SEOUL, April 10 (Reuters) - North Korea has denied involvement in the sinking of a South Korean navy ship that broke in half after an explosion last month, leaving 44 sailors still missing, a newspaper reported on Saturday.
Tensions mounted on the Korean peninsula after the ship sank near a disputed maritime border between the two Koreas that has been the scene of deadly clashes in previous years.
The cause of the explosion has not been identified, but South Korea’s defence minister has said the ship may have been struck by a North Korean torpedo.
The head of a North Korean military delegation visiting China told Chinese officials in Beijing on March 30 that Pyongyang had nothing to do with the sinking, South Korea’s Dong-a Ilbo newspaper quoted a diplomatic source as saying.
The meeting between North Korean and Chinese military officials included a deputy chairman of China’s joint chiefs of staff and an external affairs official from its defence ministry, the report said.
The bodies of two sailors were pulled from the waters last week as recovery work hampered by bad weather and strong currents continues off the peninsula’s west coast. Fifth-eight people were rescued as the ship sank after dark on March 26.
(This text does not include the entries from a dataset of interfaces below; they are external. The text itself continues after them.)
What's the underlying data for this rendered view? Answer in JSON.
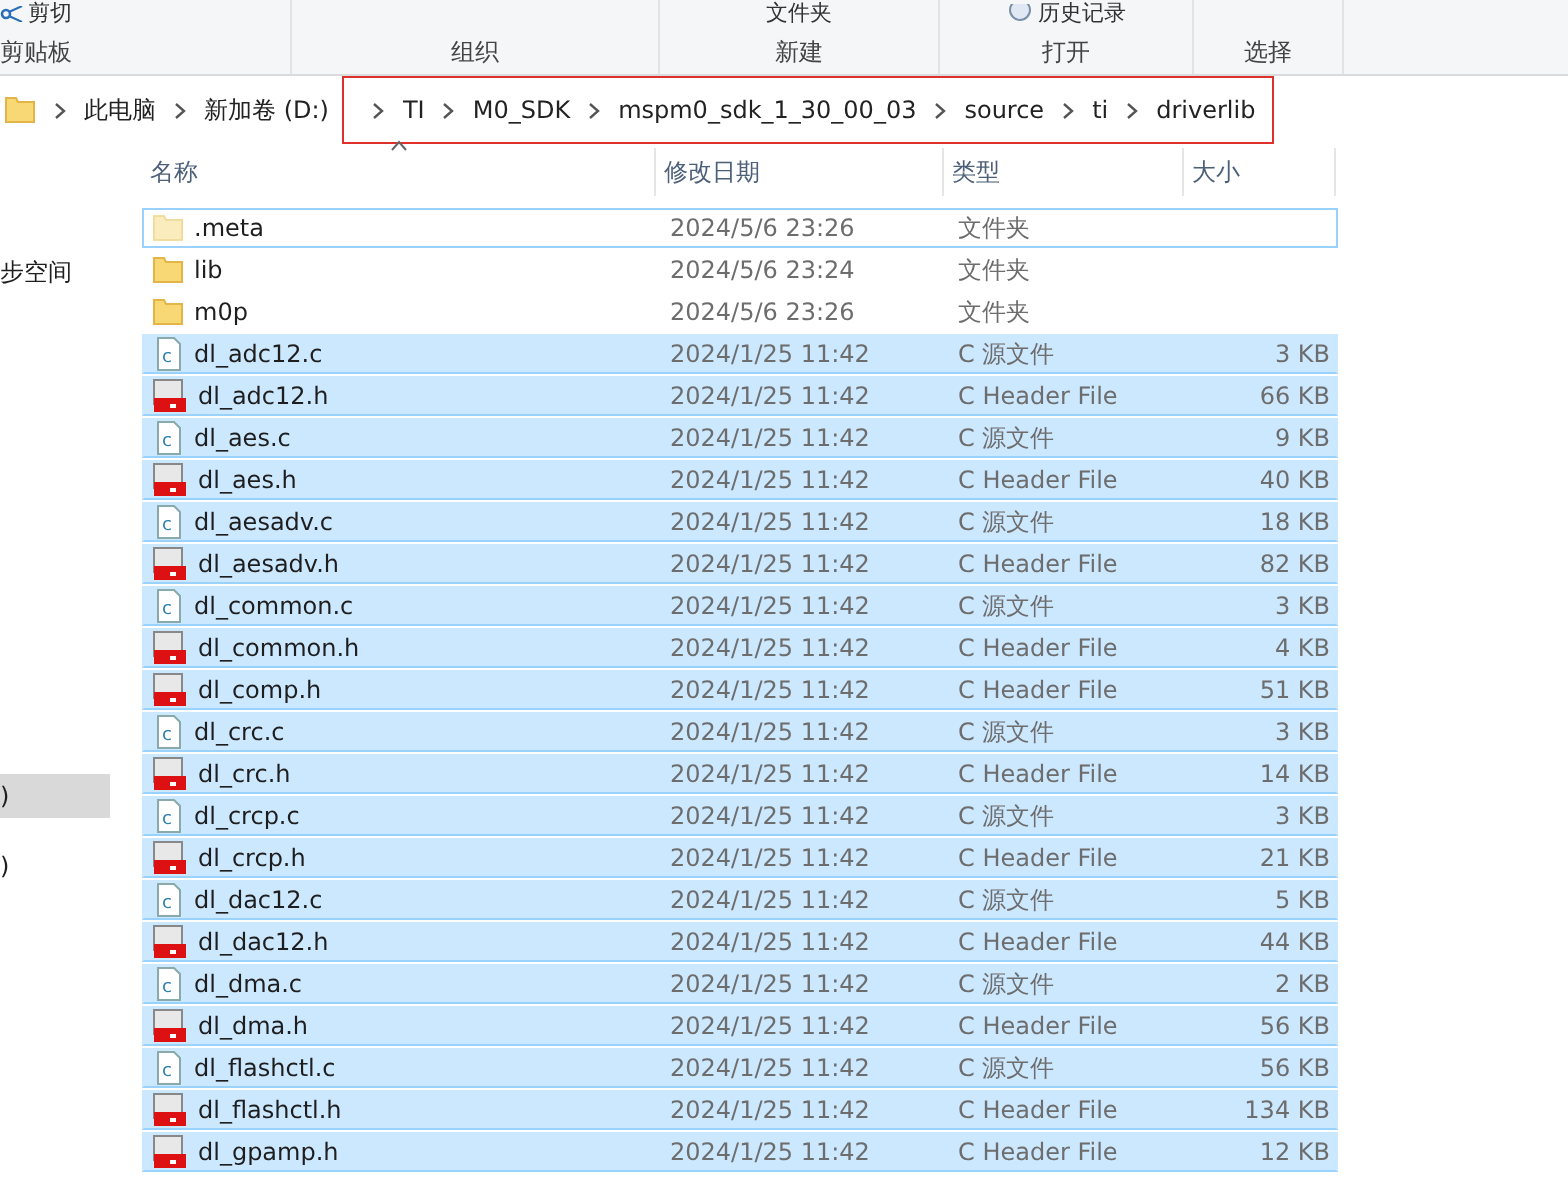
{
  "ribbon": {
    "top_items": [
      {
        "kind": "cut",
        "label": "剪切"
      },
      {
        "kind": "folder",
        "label": "文件夹"
      },
      {
        "kind": "history",
        "label": "历史记录"
      }
    ],
    "groups": [
      "剪贴板",
      "组织",
      "新建",
      "打开",
      "选择"
    ]
  },
  "address_bar": {
    "crumbs_plain": [
      "此电脑",
      "新加卷 (D:)"
    ],
    "crumbs_highlighted": [
      "TI",
      "M0_SDK",
      "mspm0_sdk_1_30_00_03",
      "source",
      "ti",
      "driverlib"
    ]
  },
  "nav_pane": {
    "items": [
      {
        "label": "步空间",
        "selected": false
      },
      {
        "label": ")",
        "selected": true
      },
      {
        "label": ")",
        "selected": false
      }
    ]
  },
  "table": {
    "columns": [
      "名称",
      "修改日期",
      "类型",
      "大小"
    ],
    "rows": [
      {
        "kind": "folder",
        "name": ".meta",
        "date": "2024/5/6 23:26",
        "type": "文件夹",
        "selected": false,
        "focused": true
      },
      {
        "kind": "folder",
        "name": "lib",
        "date": "2024/5/6 23:24",
        "type": "文件夹",
        "selected": false,
        "focused": false
      },
      {
        "kind": "folder",
        "name": "m0p",
        "date": "2024/5/6 23:26",
        "type": "文件夹",
        "selected": false,
        "focused": false
      },
      {
        "kind": "c",
        "name": "dl_adc12.c",
        "date": "2024/1/25 11:42",
        "type": "C 源文件",
        "size": "3 KB",
        "selected": true,
        "focused": false
      },
      {
        "kind": "h",
        "name": "dl_adc12.h",
        "date": "2024/1/25 11:42",
        "type": "C Header File",
        "size": "66 KB",
        "selected": true,
        "focused": false
      },
      {
        "kind": "c",
        "name": "dl_aes.c",
        "date": "2024/1/25 11:42",
        "type": "C 源文件",
        "size": "9 KB",
        "selected": true,
        "focused": false
      },
      {
        "kind": "h",
        "name": "dl_aes.h",
        "date": "2024/1/25 11:42",
        "type": "C Header File",
        "size": "40 KB",
        "selected": true,
        "focused": false
      },
      {
        "kind": "c",
        "name": "dl_aesadv.c",
        "date": "2024/1/25 11:42",
        "type": "C 源文件",
        "size": "18 KB",
        "selected": true,
        "focused": false
      },
      {
        "kind": "h",
        "name": "dl_aesadv.h",
        "date": "2024/1/25 11:42",
        "type": "C Header File",
        "size": "82 KB",
        "selected": true,
        "focused": false
      },
      {
        "kind": "c",
        "name": "dl_common.c",
        "date": "2024/1/25 11:42",
        "type": "C 源文件",
        "size": "3 KB",
        "selected": true,
        "focused": false
      },
      {
        "kind": "h",
        "name": "dl_common.h",
        "date": "2024/1/25 11:42",
        "type": "C Header File",
        "size": "4 KB",
        "selected": true,
        "focused": false
      },
      {
        "kind": "h",
        "name": "dl_comp.h",
        "date": "2024/1/25 11:42",
        "type": "C Header File",
        "size": "51 KB",
        "selected": true,
        "focused": false
      },
      {
        "kind": "c",
        "name": "dl_crc.c",
        "date": "2024/1/25 11:42",
        "type": "C 源文件",
        "size": "3 KB",
        "selected": true,
        "focused": false
      },
      {
        "kind": "h",
        "name": "dl_crc.h",
        "date": "2024/1/25 11:42",
        "type": "C Header File",
        "size": "14 KB",
        "selected": true,
        "focused": false
      },
      {
        "kind": "c",
        "name": "dl_crcp.c",
        "date": "2024/1/25 11:42",
        "type": "C 源文件",
        "size": "3 KB",
        "selected": true,
        "focused": false
      },
      {
        "kind": "h",
        "name": "dl_crcp.h",
        "date": "2024/1/25 11:42",
        "type": "C Header File",
        "size": "21 KB",
        "selected": true,
        "focused": false
      },
      {
        "kind": "c",
        "name": "dl_dac12.c",
        "date": "2024/1/25 11:42",
        "type": "C 源文件",
        "size": "5 KB",
        "selected": true,
        "focused": false
      },
      {
        "kind": "h",
        "name": "dl_dac12.h",
        "date": "2024/1/25 11:42",
        "type": "C Header File",
        "size": "44 KB",
        "selected": true,
        "focused": false
      },
      {
        "kind": "c",
        "name": "dl_dma.c",
        "date": "2024/1/25 11:42",
        "type": "C 源文件",
        "size": "2 KB",
        "selected": true,
        "focused": false
      },
      {
        "kind": "h",
        "name": "dl_dma.h",
        "date": "2024/1/25 11:42",
        "type": "C Header File",
        "size": "56 KB",
        "selected": true,
        "focused": false
      },
      {
        "kind": "c",
        "name": "dl_flashctl.c",
        "date": "2024/1/25 11:42",
        "type": "C 源文件",
        "size": "56 KB",
        "selected": true,
        "focused": false
      },
      {
        "kind": "h",
        "name": "dl_flashctl.h",
        "date": "2024/1/25 11:42",
        "type": "C Header File",
        "size": "134 KB",
        "selected": true,
        "focused": false
      },
      {
        "kind": "h",
        "name": "dl_gpamp.h",
        "date": "2024/1/25 11:42",
        "type": "C Header File",
        "size": "12 KB",
        "selected": true,
        "focused": false
      }
    ]
  }
}
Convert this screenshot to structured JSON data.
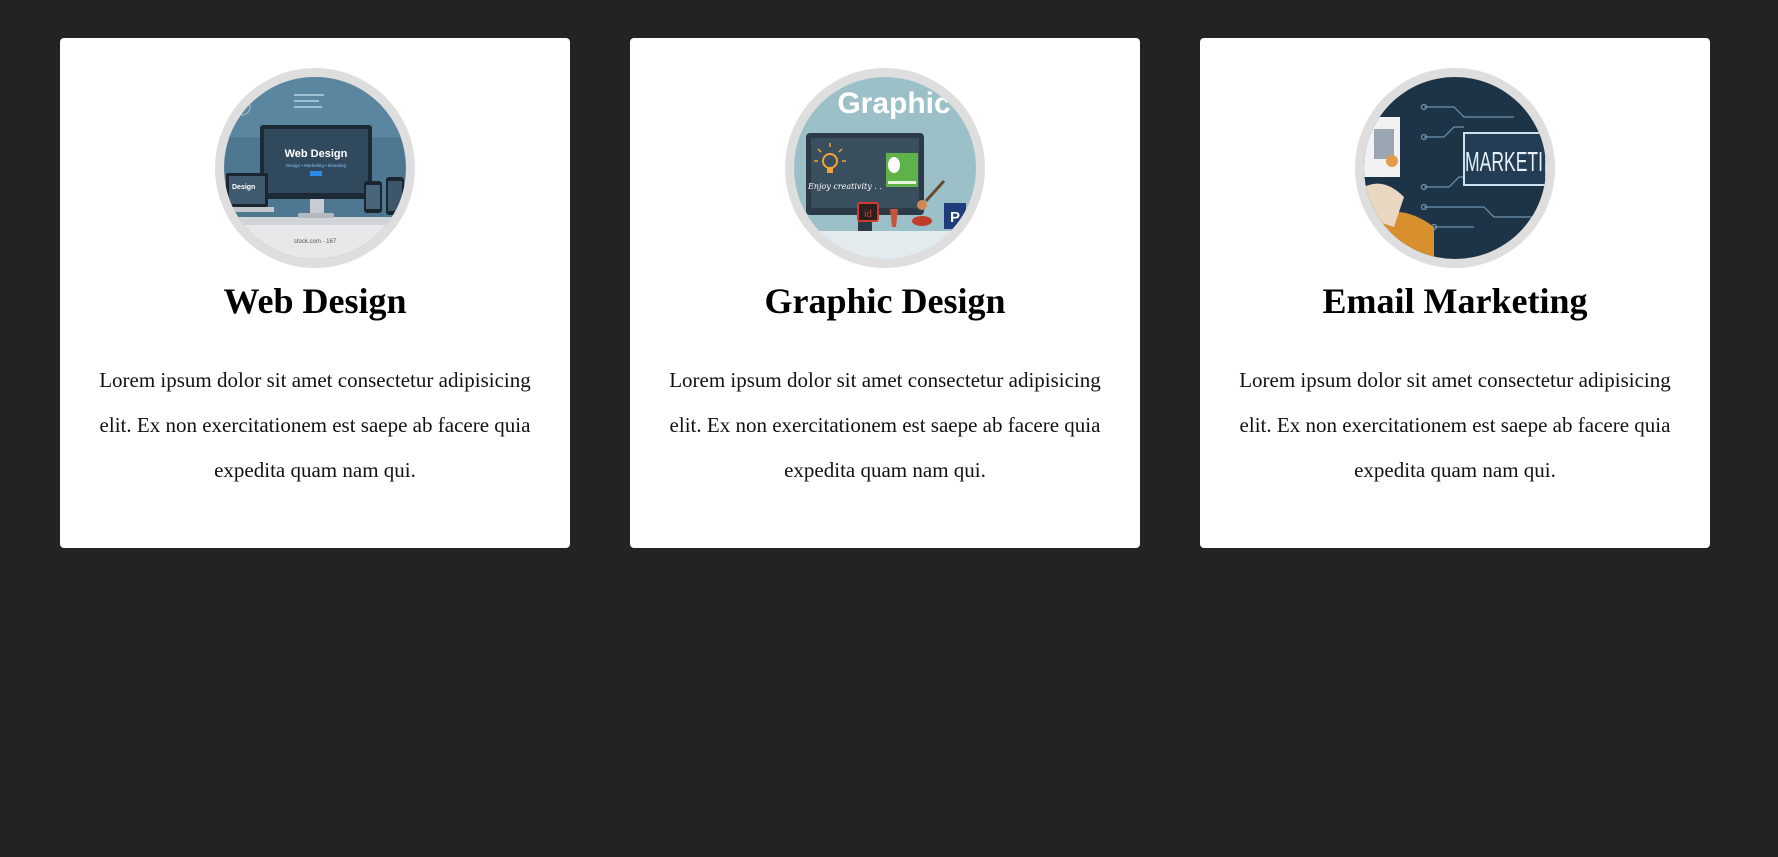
{
  "page": {
    "background_color": "#232323",
    "card_color": "#ffffff"
  },
  "cards": [
    {
      "title": "Web Design",
      "image_icon": "web-design-image",
      "image_text": "Web Design",
      "image_subtext": "Design • Marketing • Branding",
      "image_footer": "stock.com - 167",
      "body": "Lorem ipsum dolor sit amet consectetur adipisicing elit. Ex non exercitationem est saepe ab facere quia expedita quam nam qui."
    },
    {
      "title": "Graphic Design",
      "image_icon": "graphic-design-image",
      "image_text": "Graphic",
      "image_subtext": "Enjoy creativity . .",
      "body": "Lorem ipsum dolor sit amet consectetur adipisicing elit. Ex non exercitationem est saepe ab facere quia expedita quam nam qui."
    },
    {
      "title": "Email Marketing",
      "image_icon": "email-marketing-image",
      "image_text": "MARKETI",
      "body": "Lorem ipsum dolor sit amet consectetur adipisicing elit. Ex non exercitationem est saepe ab facere quia expedita quam nam qui."
    }
  ]
}
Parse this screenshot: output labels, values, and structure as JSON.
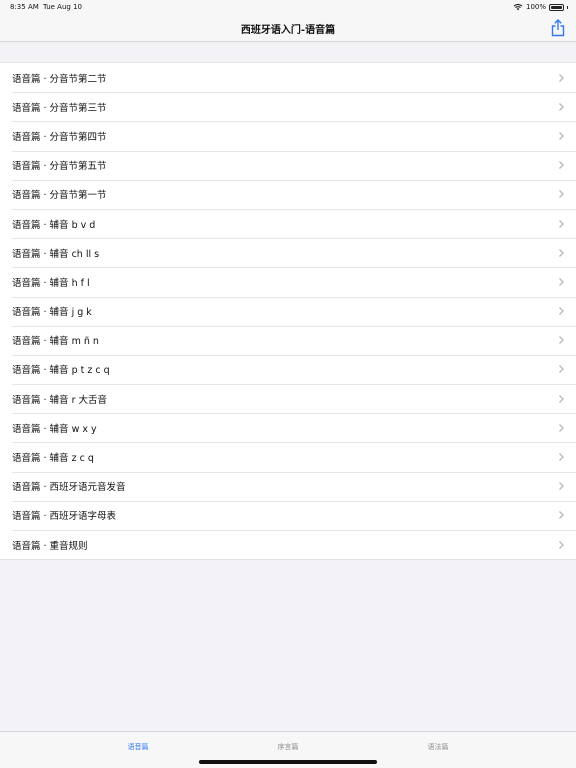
{
  "status_bar": {
    "time": "8:35 AM",
    "date": "Tue Aug 10",
    "battery": "100%",
    "icons": [
      "wifi-icon",
      "battery-icon"
    ]
  },
  "nav": {
    "title": "西班牙语入门-语音篇",
    "share_icon": "share-icon"
  },
  "list": {
    "items": [
      {
        "label": "语音篇 · 分音节第二节"
      },
      {
        "label": "语音篇 · 分音节第三节"
      },
      {
        "label": "语音篇 · 分音节第四节"
      },
      {
        "label": "语音篇 · 分音节第五节"
      },
      {
        "label": "语音篇 · 分音节第一节"
      },
      {
        "label": "语音篇 · 辅音 b v d"
      },
      {
        "label": "语音篇 · 辅音 ch ll s"
      },
      {
        "label": "语音篇 · 辅音 h f l"
      },
      {
        "label": "语音篇 · 辅音 j g k"
      },
      {
        "label": "语音篇 · 辅音 m ñ n"
      },
      {
        "label": "语音篇 · 辅音 p t z c q"
      },
      {
        "label": "语音篇 · 辅音 r 大舌音"
      },
      {
        "label": "语音篇 · 辅音 w x y"
      },
      {
        "label": "语音篇 · 辅音 z c q"
      },
      {
        "label": "语音篇 · 西班牙语元音发音"
      },
      {
        "label": "语音篇 · 西班牙语字母表"
      },
      {
        "label": "语音篇 · 重音规则"
      }
    ]
  },
  "tab_bar": {
    "tabs": [
      {
        "label": "语音篇",
        "active": true
      },
      {
        "label": "序言篇",
        "active": false
      },
      {
        "label": "语法篇",
        "active": false
      }
    ]
  },
  "colors": {
    "accent": "#3478f6",
    "background": "#f2f2f7",
    "inactive_tab": "#8e8e93"
  }
}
North Korea has made no mention of the sinking in its official media but issued a new threat against the South on Saturday of military action unless Seoul stops insulting the North’s leadership. (Reporting by Jack Kim; Editing by Alex Richardson)